TASK TO CARRY OUT: Among the entries below, find the lines with the word "time" and copy them.
-=-=-=-=-
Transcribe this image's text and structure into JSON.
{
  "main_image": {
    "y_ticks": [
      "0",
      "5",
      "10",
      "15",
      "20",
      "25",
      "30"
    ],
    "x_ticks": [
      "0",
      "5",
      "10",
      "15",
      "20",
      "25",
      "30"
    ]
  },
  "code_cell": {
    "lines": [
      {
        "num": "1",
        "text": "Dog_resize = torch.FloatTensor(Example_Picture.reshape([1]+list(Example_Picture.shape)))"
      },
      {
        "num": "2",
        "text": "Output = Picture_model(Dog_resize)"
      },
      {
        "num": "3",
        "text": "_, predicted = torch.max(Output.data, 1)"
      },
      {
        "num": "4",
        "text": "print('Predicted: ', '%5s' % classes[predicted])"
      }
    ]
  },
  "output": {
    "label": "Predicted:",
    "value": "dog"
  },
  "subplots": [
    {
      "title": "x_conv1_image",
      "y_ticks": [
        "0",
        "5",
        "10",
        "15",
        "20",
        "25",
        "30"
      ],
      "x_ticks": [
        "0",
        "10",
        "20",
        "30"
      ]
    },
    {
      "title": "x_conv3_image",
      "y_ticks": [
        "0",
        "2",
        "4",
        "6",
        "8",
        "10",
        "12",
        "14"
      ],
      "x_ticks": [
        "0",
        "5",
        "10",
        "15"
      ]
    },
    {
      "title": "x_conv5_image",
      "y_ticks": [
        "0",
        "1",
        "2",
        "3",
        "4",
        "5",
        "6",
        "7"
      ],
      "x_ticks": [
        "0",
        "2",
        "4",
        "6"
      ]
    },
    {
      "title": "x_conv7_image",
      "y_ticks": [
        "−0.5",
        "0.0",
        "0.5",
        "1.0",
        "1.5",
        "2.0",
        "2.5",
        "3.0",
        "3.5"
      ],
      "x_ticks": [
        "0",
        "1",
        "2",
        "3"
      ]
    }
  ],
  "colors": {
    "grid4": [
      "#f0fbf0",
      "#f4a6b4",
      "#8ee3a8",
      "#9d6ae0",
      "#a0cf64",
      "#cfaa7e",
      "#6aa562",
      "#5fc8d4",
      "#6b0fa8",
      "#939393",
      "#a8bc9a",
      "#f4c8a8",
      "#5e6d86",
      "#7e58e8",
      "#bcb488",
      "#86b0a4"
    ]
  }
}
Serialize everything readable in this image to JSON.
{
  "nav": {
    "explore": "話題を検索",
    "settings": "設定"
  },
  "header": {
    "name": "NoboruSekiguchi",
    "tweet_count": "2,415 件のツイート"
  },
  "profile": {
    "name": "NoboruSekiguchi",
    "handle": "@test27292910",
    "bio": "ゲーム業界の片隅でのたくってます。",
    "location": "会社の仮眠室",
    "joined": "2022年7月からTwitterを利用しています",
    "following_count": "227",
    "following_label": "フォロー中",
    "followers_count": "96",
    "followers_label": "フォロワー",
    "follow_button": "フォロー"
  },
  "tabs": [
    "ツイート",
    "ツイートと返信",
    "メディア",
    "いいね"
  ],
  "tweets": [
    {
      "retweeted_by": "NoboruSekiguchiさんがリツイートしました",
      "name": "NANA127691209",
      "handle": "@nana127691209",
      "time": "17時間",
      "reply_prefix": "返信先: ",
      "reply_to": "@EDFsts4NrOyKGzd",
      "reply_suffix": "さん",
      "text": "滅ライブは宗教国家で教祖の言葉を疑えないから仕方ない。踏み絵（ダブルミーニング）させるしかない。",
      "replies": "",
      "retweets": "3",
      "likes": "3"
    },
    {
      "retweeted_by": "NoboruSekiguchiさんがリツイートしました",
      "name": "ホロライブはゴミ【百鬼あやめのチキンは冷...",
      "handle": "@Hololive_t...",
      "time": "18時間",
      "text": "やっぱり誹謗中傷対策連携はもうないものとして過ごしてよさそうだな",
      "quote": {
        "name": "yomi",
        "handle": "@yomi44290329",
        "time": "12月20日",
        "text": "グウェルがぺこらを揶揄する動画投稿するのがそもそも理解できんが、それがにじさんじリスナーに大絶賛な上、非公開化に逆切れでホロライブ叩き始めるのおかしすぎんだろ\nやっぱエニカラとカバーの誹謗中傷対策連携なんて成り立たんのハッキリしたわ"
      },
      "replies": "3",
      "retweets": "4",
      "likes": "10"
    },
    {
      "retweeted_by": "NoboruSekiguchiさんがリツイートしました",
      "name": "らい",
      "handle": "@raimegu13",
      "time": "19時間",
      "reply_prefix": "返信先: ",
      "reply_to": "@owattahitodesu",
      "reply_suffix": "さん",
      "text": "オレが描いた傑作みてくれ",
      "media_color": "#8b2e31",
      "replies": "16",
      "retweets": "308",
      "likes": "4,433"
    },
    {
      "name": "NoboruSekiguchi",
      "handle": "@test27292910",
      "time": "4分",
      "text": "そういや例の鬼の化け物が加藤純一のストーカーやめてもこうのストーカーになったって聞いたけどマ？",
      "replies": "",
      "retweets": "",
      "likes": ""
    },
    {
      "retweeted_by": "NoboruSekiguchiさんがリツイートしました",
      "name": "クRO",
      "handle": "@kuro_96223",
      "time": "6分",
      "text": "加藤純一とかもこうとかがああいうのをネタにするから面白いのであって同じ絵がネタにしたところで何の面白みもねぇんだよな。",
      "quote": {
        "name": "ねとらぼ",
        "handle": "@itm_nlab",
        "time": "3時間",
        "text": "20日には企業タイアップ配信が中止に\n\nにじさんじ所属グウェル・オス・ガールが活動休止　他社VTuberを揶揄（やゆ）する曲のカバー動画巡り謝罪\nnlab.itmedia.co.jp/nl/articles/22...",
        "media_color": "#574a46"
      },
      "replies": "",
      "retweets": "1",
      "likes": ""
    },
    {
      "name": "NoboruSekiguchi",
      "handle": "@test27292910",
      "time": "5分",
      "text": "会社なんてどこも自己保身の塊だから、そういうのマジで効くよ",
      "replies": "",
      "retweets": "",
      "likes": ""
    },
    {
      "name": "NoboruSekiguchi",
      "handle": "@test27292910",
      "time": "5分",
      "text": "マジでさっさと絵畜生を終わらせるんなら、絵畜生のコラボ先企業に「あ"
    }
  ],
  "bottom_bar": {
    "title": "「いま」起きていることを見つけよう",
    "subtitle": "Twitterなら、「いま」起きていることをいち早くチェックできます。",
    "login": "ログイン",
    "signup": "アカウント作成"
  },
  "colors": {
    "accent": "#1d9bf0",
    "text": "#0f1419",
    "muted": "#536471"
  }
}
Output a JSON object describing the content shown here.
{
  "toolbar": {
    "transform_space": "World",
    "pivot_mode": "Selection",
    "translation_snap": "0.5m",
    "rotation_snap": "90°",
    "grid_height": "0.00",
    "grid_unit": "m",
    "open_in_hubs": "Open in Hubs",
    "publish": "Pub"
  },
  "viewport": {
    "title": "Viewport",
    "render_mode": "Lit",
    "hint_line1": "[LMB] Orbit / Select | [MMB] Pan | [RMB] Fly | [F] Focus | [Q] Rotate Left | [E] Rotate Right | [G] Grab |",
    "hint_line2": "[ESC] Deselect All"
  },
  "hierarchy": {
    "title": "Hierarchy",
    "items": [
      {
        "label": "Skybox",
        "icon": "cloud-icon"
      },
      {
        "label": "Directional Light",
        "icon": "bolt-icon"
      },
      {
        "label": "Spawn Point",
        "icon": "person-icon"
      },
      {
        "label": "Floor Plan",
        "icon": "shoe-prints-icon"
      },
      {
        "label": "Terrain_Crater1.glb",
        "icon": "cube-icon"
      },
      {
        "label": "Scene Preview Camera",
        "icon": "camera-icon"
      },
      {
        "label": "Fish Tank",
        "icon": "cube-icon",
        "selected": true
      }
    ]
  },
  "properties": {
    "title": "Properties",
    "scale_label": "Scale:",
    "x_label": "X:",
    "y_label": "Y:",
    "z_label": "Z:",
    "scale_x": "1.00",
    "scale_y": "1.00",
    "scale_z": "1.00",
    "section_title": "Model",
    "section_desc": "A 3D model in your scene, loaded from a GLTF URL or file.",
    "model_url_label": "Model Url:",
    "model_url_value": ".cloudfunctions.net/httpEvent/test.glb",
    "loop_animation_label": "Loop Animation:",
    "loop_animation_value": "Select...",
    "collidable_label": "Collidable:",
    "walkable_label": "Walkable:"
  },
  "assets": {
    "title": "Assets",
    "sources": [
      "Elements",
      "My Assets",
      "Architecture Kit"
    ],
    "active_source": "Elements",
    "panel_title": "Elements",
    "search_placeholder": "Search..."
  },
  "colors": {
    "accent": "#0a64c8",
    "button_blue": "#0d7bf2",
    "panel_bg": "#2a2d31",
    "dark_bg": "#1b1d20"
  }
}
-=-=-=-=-
ANSWER BELOW:
      "time": "17時間",
      "time": "18時間",
        "time": "12月20日",
      "time": "19時間",
      "time": "4分",
      "time": "6分",
        "time": "3時間",
      "time": "5分",
      "time": "5分",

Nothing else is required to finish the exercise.